I don’t think the industry was expecting any major changes to the fiscal regime for the North Sea today, given the overhaul we have seen over the last two Budgets.
We will hear predictable howls of protest from the SNP, but I think it’s important to consider the impact that recent UK Government policy has had on the sector.
Industry body Oil and Gas UK has said that the UK Continental Shelf (UKCS) is now the most fiscally competitive in the world, thanks to changes brought in by the Conservative government at Westminster.
In March’s Budget, George Osborne effectively abolished Petroleum Revenue Tax and halved the Supplementary Charge in a complete step change in the taxation regime.
The total package of measures was estimated to be worth £1.3billion to the industry over ten years.
In addition, just this week, the UK Government-led City Region Deal for Aberdeen and Aberdeenshire was formally signed.

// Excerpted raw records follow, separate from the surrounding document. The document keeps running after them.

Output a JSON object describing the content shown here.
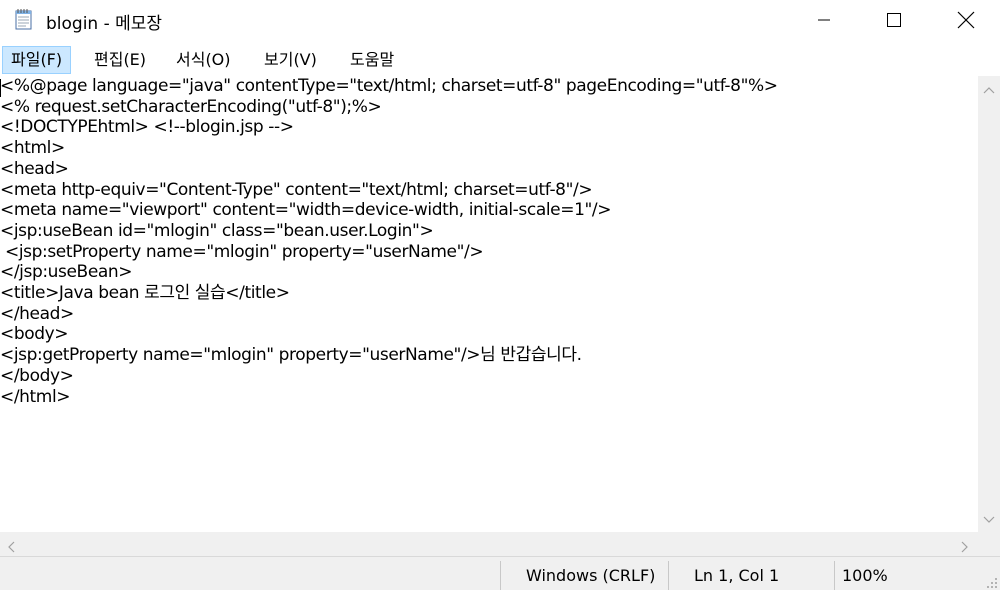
{
  "window": {
    "title": "blogin - 메모장",
    "icon": "notepad-icon"
  },
  "menu": {
    "items": [
      {
        "label": "파일(F)"
      },
      {
        "label": "편집(E)"
      },
      {
        "label": "서식(O)"
      },
      {
        "label": "보기(V)"
      },
      {
        "label": "도움말"
      }
    ]
  },
  "editor": {
    "lines": [
      "<%@page language=\"java\" contentType=\"text/html; charset=utf-8\" pageEncoding=\"utf-8\"%>",
      "<% request.setCharacterEncoding(\"utf-8\");%>",
      "<!DOCTYPEhtml> <!--blogin.jsp -->",
      "<html>",
      "<head>",
      "<meta http-equiv=\"Content-Type\" content=\"text/html; charset=utf-8\"/>",
      "<meta name=\"viewport\" content=\"width=device-width, initial-scale=1\"/>",
      "<jsp:useBean id=\"mlogin\" class=\"bean.user.Login\">",
      " <jsp:setProperty name=\"mlogin\" property=\"userName\"/>",
      "</jsp:useBean>",
      "<title>Java bean 로그인 실습</title>",
      "</head>",
      "<body>",
      "<jsp:getProperty name=\"mlogin\" property=\"userName\"/>님 반갑습니다.",
      "</body>",
      "</html>"
    ]
  },
  "status": {
    "line_ending": "Windows (CRLF)",
    "position": "Ln 1, Col 1",
    "zoom": "100%"
  }
}
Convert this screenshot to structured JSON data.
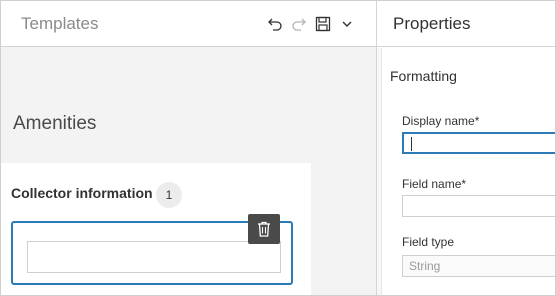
{
  "left_panel": {
    "title": "Templates",
    "toolbar": {
      "undo_icon": "undo-icon",
      "redo_icon": "redo-icon",
      "save_icon": "save-icon",
      "menu_icon": "chevron-down-icon"
    },
    "group_title": "Amenities",
    "card": {
      "title": "Collector information",
      "count": "1",
      "delete_icon": "trash-icon"
    }
  },
  "right_panel": {
    "title": "Properties",
    "section_title": "Formatting",
    "display_name": {
      "label": "Display name*",
      "value": ""
    },
    "field_name": {
      "label": "Field name*",
      "value": ""
    },
    "field_type": {
      "label": "Field type",
      "value": "String"
    }
  },
  "colors": {
    "accent": "#2b7bb9",
    "panel_bg": "#f3f3f3",
    "delete_bg": "#4a4a4a"
  }
}
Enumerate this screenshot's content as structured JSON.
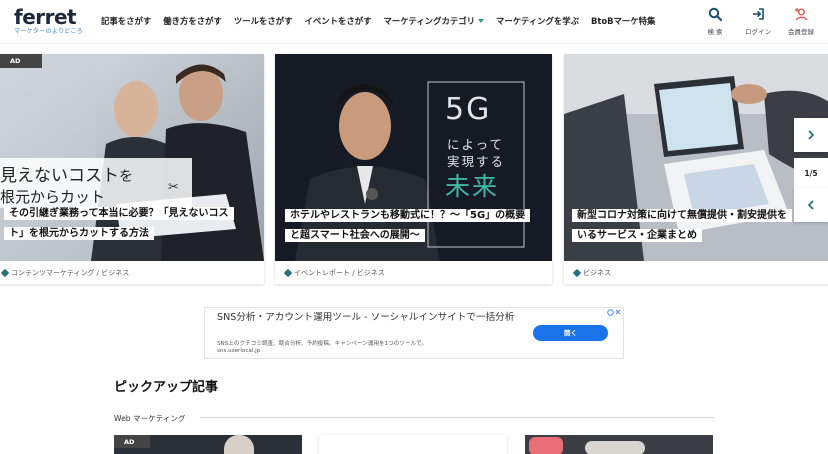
{
  "logo": {
    "word": "ferret",
    "tagline": "マーケターのよりどころ"
  },
  "nav": [
    {
      "label": "記事をさがす"
    },
    {
      "label": "働き方をさがす"
    },
    {
      "label": "ツールをさがす"
    },
    {
      "label": "イベントをさがす"
    },
    {
      "label": "マーケティングカテゴリ"
    },
    {
      "label": "マーケティングを学ぶ"
    },
    {
      "label": "BtoBマーケ特集"
    }
  ],
  "header_actions": {
    "search": "検 索",
    "login": "ログイン",
    "signup": "会員登録"
  },
  "carousel": {
    "pager": "1/5",
    "cards": [
      {
        "badge": "AD",
        "image_text_1": "見えないコスト",
        "image_text_1b": "を",
        "image_text_2": "根元からカット",
        "headline_1": "その引継ぎ業務って本当に必要？「見えないコス",
        "headline_2": "ト」を根元からカットする方法",
        "tag": "コンテンツマーケティング / ビジネス"
      },
      {
        "image_text_big": "5G",
        "image_text_1": "によって",
        "image_text_2": "実現する",
        "image_text_3": "未来",
        "headline_1": "ホテルやレストランも移動式に！？〜「5G」の概要",
        "headline_2": "と超スマート社会への展開〜",
        "tag": "イベントレポート / ビジネス"
      },
      {
        "headline_1": "新型コロナ対策に向けて無償提供・割安提供を",
        "headline_2": "いるサービス・企業まとめ",
        "tag": "ビジネス"
      }
    ]
  },
  "ad_banner": {
    "title": "SNS分析・アカウント運用ツール - ソーシャルインサイトで一括分析",
    "desc": "SNS上のクチコミ調査、競合分析、予約投稿、キャンペーン運用を1つのツールで。",
    "url": "sns.userlocal.jp",
    "button": "開く"
  },
  "pickup": {
    "title": "ピックアップ記事",
    "category": "Web マーケティング",
    "ad_badge": "AD"
  },
  "colors": {
    "accent": "#1c6b7c",
    "brand_blue": "#3a89c9",
    "ad_button": "#1a73e8",
    "teal_text": "#3fb7a6"
  }
}
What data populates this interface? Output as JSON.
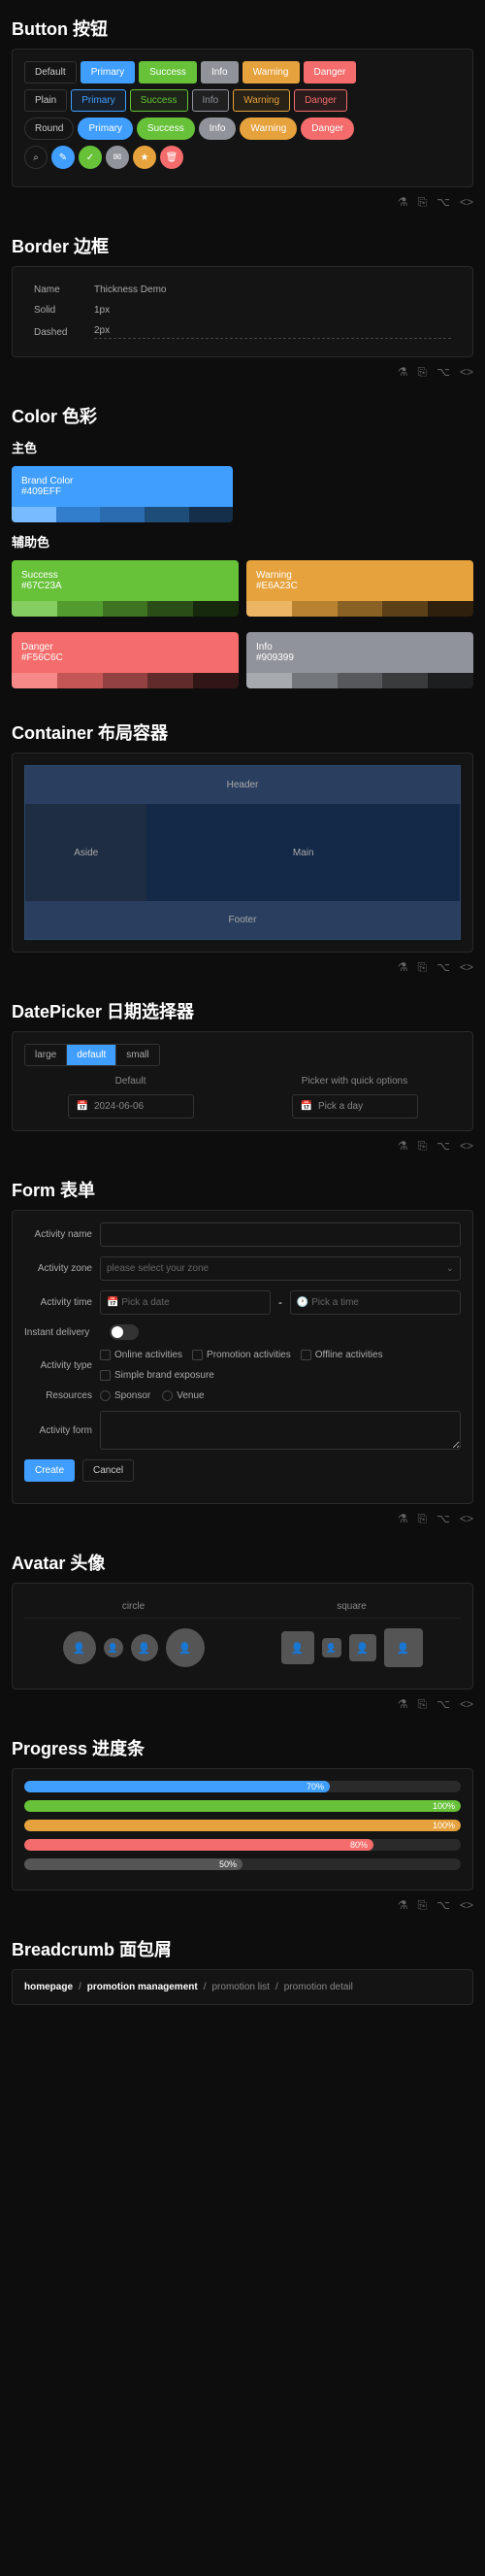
{
  "sections": {
    "button": {
      "title": "Button 按钮",
      "variants": [
        "Default",
        "Primary",
        "Success",
        "Info",
        "Warning",
        "Danger"
      ],
      "plain_first": "Plain",
      "round_first": "Round"
    },
    "border": {
      "title": "Border 边框",
      "rows": [
        [
          "Name",
          "Thickness Demo"
        ],
        [
          "Solid",
          "1px"
        ],
        [
          "Dashed",
          "2px"
        ]
      ]
    },
    "color": {
      "title": "Color 色彩",
      "primary_label": "主色",
      "aux_label": "辅助色",
      "brand": {
        "name": "Brand Color",
        "hex": "#409EFF"
      },
      "aux": [
        {
          "name": "Success",
          "hex": "#67C23A"
        },
        {
          "name": "Warning",
          "hex": "#E6A23C"
        },
        {
          "name": "Danger",
          "hex": "#F56C6C"
        },
        {
          "name": "Info",
          "hex": "#909399"
        }
      ]
    },
    "container": {
      "title": "Container 布局容器",
      "header": "Header",
      "aside": "Aside",
      "main": "Main",
      "footer": "Footer"
    },
    "datepicker": {
      "title": "DatePicker 日期选择器",
      "sizes": [
        "large",
        "default",
        "small"
      ],
      "col1": "Default",
      "col2": "Picker with quick options",
      "value": "2024-06-06",
      "placeholder": "Pick a day"
    },
    "form": {
      "title": "Form 表单",
      "labels": {
        "name": "Activity name",
        "zone": "Activity zone",
        "time": "Activity time",
        "instant": "Instant delivery",
        "type": "Activity type",
        "resources": "Resources",
        "form": "Activity form"
      },
      "zone_ph": "please select your zone",
      "time_ph1": "Pick a date",
      "time_ph2": "Pick a time",
      "types": [
        "Online activities",
        "Promotion activities",
        "Offline activities",
        "Simple brand exposure"
      ],
      "resources": [
        "Sponsor",
        "Venue"
      ],
      "create": "Create",
      "cancel": "Cancel"
    },
    "avatar": {
      "title": "Avatar 头像",
      "circle": "circle",
      "square": "square"
    },
    "progress": {
      "title": "Progress 进度条",
      "bars": [
        {
          "pct": 70,
          "color": "#409EFF"
        },
        {
          "pct": 100,
          "color": "#67C23A"
        },
        {
          "pct": 100,
          "color": "#E6A23C"
        },
        {
          "pct": 80,
          "color": "#F56C6C"
        },
        {
          "pct": 50,
          "color": "#555"
        }
      ]
    },
    "breadcrumb": {
      "title": "Breadcrumb 面包屑",
      "items": [
        "homepage",
        "promotion management",
        "promotion list",
        "promotion detail"
      ]
    }
  }
}
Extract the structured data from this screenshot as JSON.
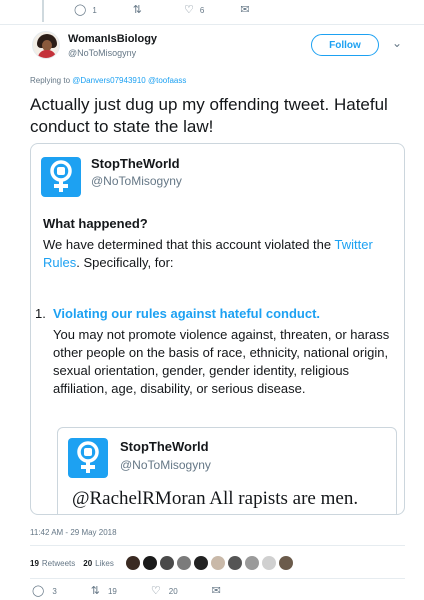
{
  "top_actions": {
    "reply_count": "1",
    "retweet_count": "",
    "like_count": "6"
  },
  "author": {
    "name": "WomanIsBiology",
    "handle": "@NoToMisogyny"
  },
  "follow_label": "Follow",
  "replying": {
    "prefix": "Replying to ",
    "mention1": "@Danvers07943910",
    "mention2": "@toofaass"
  },
  "tweet_text": "Actually just dug up my offending tweet. Hateful conduct to state the law!",
  "quoted": {
    "name": "StopTheWorld",
    "handle": "@NoToMisogyny",
    "heading": "What happened?",
    "body_pre": "We have determined that this account violated the ",
    "rules_link": "Twitter Rules",
    "body_post": ". Specifically, for:",
    "rule_number": "1.",
    "rule_title": "Violating our rules against hateful conduct.",
    "rule_text": "You may not promote violence against, threaten, or harass other people on the basis of race, ethnicity, national origin, sexual orientation, gender, gender identity, religious affiliation, age, disability, or serious disease.",
    "inner": {
      "name": "StopTheWorld",
      "handle": "@NoToMisogyny",
      "text": "@RachelRMoran All rapists are men.",
      "text_cut": "... ... ... ... ... ... ..."
    }
  },
  "timestamp": "11:42 AM - 29 May 2018",
  "stats": {
    "retweets_count": "19",
    "retweets_label": "Retweets",
    "likes_count": "20",
    "likes_label": "Likes",
    "liker_colors": [
      "#3a2a22",
      "#1a1a1a",
      "#4a4a4a",
      "#7b7b7b",
      "#222222",
      "#c9b9a9",
      "#555555",
      "#9a9a9a",
      "#d0d0d0",
      "#6b5b4b"
    ]
  },
  "bottom_actions": {
    "reply_count": "3",
    "retweet_count": "19",
    "like_count": "20"
  },
  "colors": {
    "accent": "#1da1f2",
    "text": "#14171a",
    "muted": "#657786"
  }
}
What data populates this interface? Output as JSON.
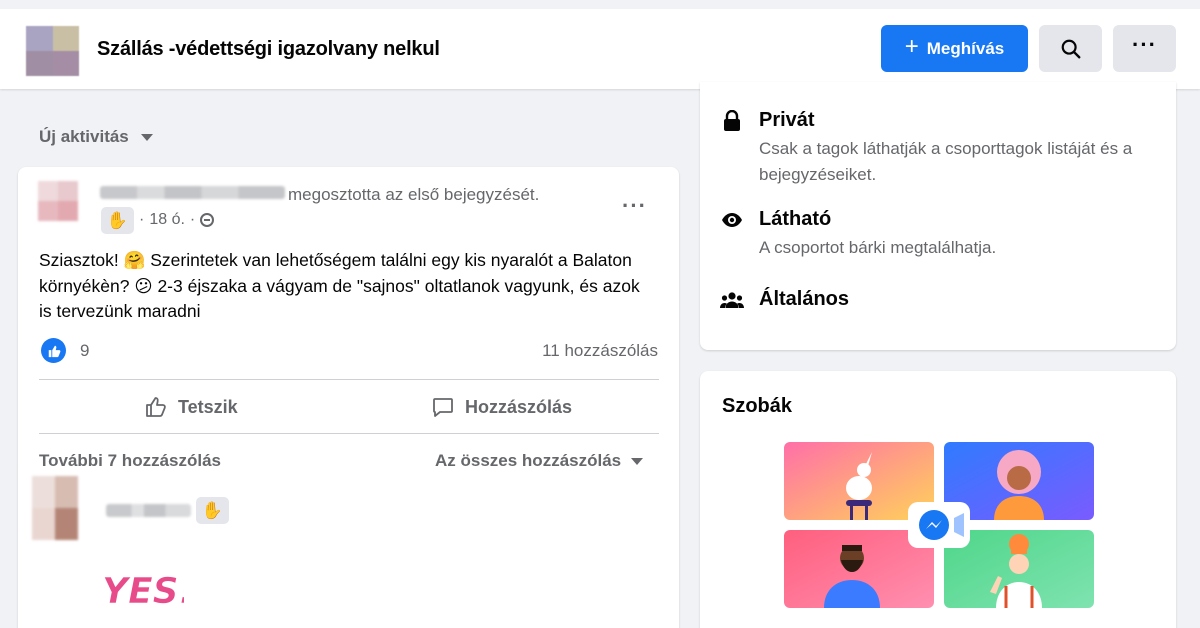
{
  "header": {
    "group_title": "Szállás -védettségi igazolvany nelkul",
    "invite_label": "Meghívás",
    "invite_plus": "+"
  },
  "feed": {
    "sort_label": "Új aktivitás"
  },
  "post": {
    "shared_text": "megosztotta az első bejegyzését.",
    "time": "18 ó.",
    "text": "Sziasztok! 🤗 Szerintetek van lehetőségem találni egy kis nyaralót a Balaton környékèn? 😕 2-3 éjszaka a vágyam de \"sajnos\" oltatlanok vagyunk, és azok is tervezünk maradni",
    "like_count": "9",
    "comment_count": "11 hozzászólás",
    "like_action": "Tetszik",
    "comment_action": "Hozzászólás",
    "more_comments": "További 7 hozzászólás",
    "all_comments": "Az összes hozzászólás",
    "gif_text": "YES!"
  },
  "about": {
    "items": [
      {
        "title": "Privát",
        "desc": "Csak a tagok láthatják a csoporttagok listáját és a bejegyzéseiket.",
        "icon": "lock-icon"
      },
      {
        "title": "Látható",
        "desc": "A csoportot bárki megtalálhatja.",
        "icon": "eye-icon"
      },
      {
        "title": "Általános",
        "desc": "",
        "icon": "people-icon"
      }
    ]
  },
  "rooms": {
    "title": "Szobák"
  },
  "colors": {
    "accent": "#1877f2",
    "background": "#f0f2f5",
    "secondary_text": "#65676b"
  }
}
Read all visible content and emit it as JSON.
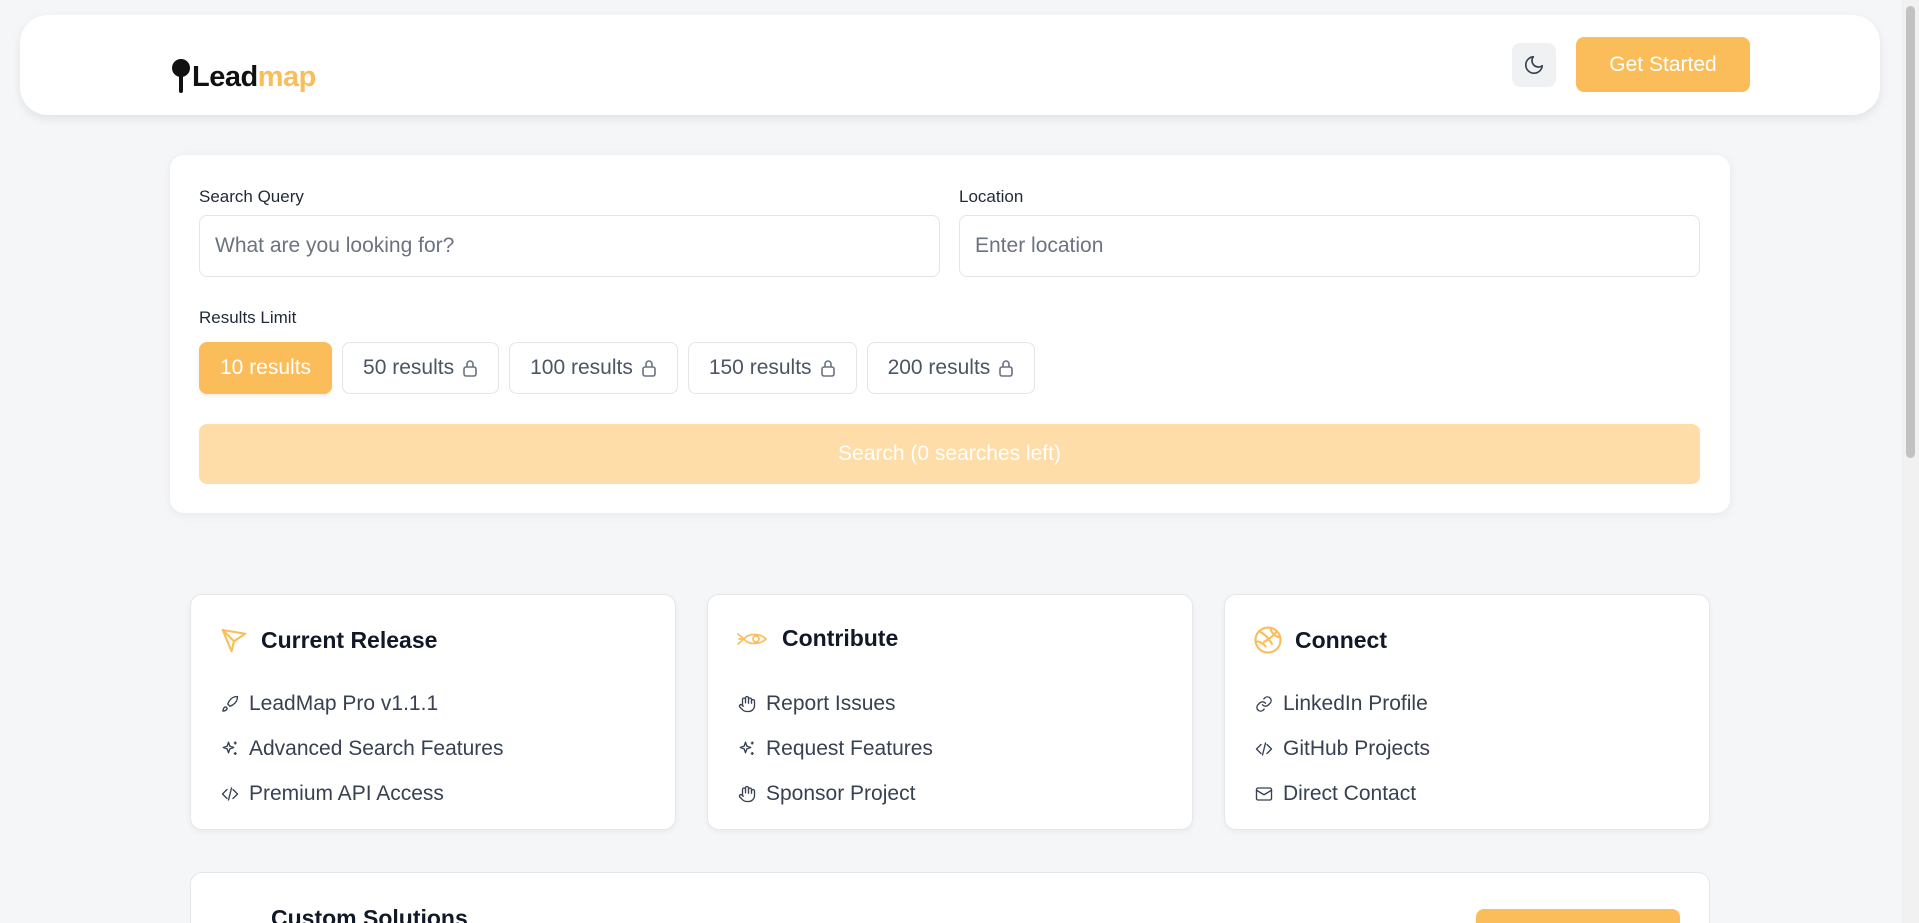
{
  "header": {
    "logo_lead": "Lead",
    "logo_map": "map",
    "cta_label": "Get Started"
  },
  "search": {
    "query_label": "Search Query",
    "query_placeholder": "What are you looking for?",
    "location_label": "Location",
    "location_placeholder": "Enter location",
    "limit_label": "Results Limit",
    "limits": [
      {
        "label": "10 results",
        "locked": false,
        "active": true
      },
      {
        "label": "50 results",
        "locked": true,
        "active": false
      },
      {
        "label": "100 results",
        "locked": true,
        "active": false
      },
      {
        "label": "150 results",
        "locked": true,
        "active": false
      },
      {
        "label": "200 results",
        "locked": true,
        "active": false
      }
    ],
    "button_label": "Search (0 searches left)"
  },
  "cards": [
    {
      "title": "Current Release",
      "icon": "megaphone-icon",
      "items": [
        {
          "label": "LeadMap Pro v1.1.1",
          "icon": "rocket-icon"
        },
        {
          "label": "Advanced Search Features",
          "icon": "sparkles-icon"
        },
        {
          "label": "Premium API Access",
          "icon": "code-icon"
        }
      ]
    },
    {
      "title": "Contribute",
      "icon": "rocket-icon",
      "items": [
        {
          "label": "Report Issues",
          "icon": "hand-icon"
        },
        {
          "label": "Request Features",
          "icon": "sparkles-icon"
        },
        {
          "label": "Sponsor Project",
          "icon": "hand-icon"
        }
      ]
    },
    {
      "title": "Connect",
      "icon": "globe-icon",
      "items": [
        {
          "label": "LinkedIn Profile",
          "icon": "link-icon"
        },
        {
          "label": "GitHub Projects",
          "icon": "code-icon"
        },
        {
          "label": "Direct Contact",
          "icon": "mail-icon"
        }
      ]
    }
  ],
  "bottom": {
    "title": "Custom Solutions"
  },
  "colors": {
    "accent": "#fbbd5a",
    "accent_light": "#fedda8",
    "page_bg": "#f5f6f8"
  }
}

This joint investment of £250million could create more than 3,000 jobs over ten years and generate £826million for the North East once private sector and other investment is factored in.
Central to the plans are the creation of an Oil and Gas Technology Centre, which is already up and running with £4million in initial funding in place.
Sir Ian Wood said the OGTC will help to transition Aberdeen from a centre of operations in offshore oil and gas to a “globally-recognised leader” in mature basin technology and would help to anchor supply chain companies here for the long-term.
We have also seen the fruits of the initial work by the Aberdeen-based Oil and Gas Authority (OGA), set up by the UK Government in line with recommendations in the Wood Review for Maximising Economic Recovery from the UKCS.
EnQuest announced on Monday that it has achieved first oil on the North Sea Scolty/Crathes development – under budget and ahead of schedule.
This milestone has been regarded as evidence that the OGA’s Maximising Economic Recovery (MER) strategy in working and making speedy progress in cutting costs and utilising new technologies to develop hard to reach pools.
Given some of the comments today, it is important to recognise that all of this support for the North Sea oil and gas industry has come from a Conservative government.
If we had voted Yes in 2014, we would have been independent from the rest of the UK in March 2016.
Given that tax receipts from the industry are forecast to be negative for the next five years, I dread to think of the impact on Scotland’s finances.
The reality is that an independent Scotland would be facing up to significant tax rises or massive cuts to public spending to bridge the gap.
Thanks to the broad shoulders of the UK, not only are we protected from having to make those decisions, but we have a government that can go further than any other to help the industry.
We would do well to remember that today.
Alexander Burnett is the Scottish Conservatives Energy Spokesman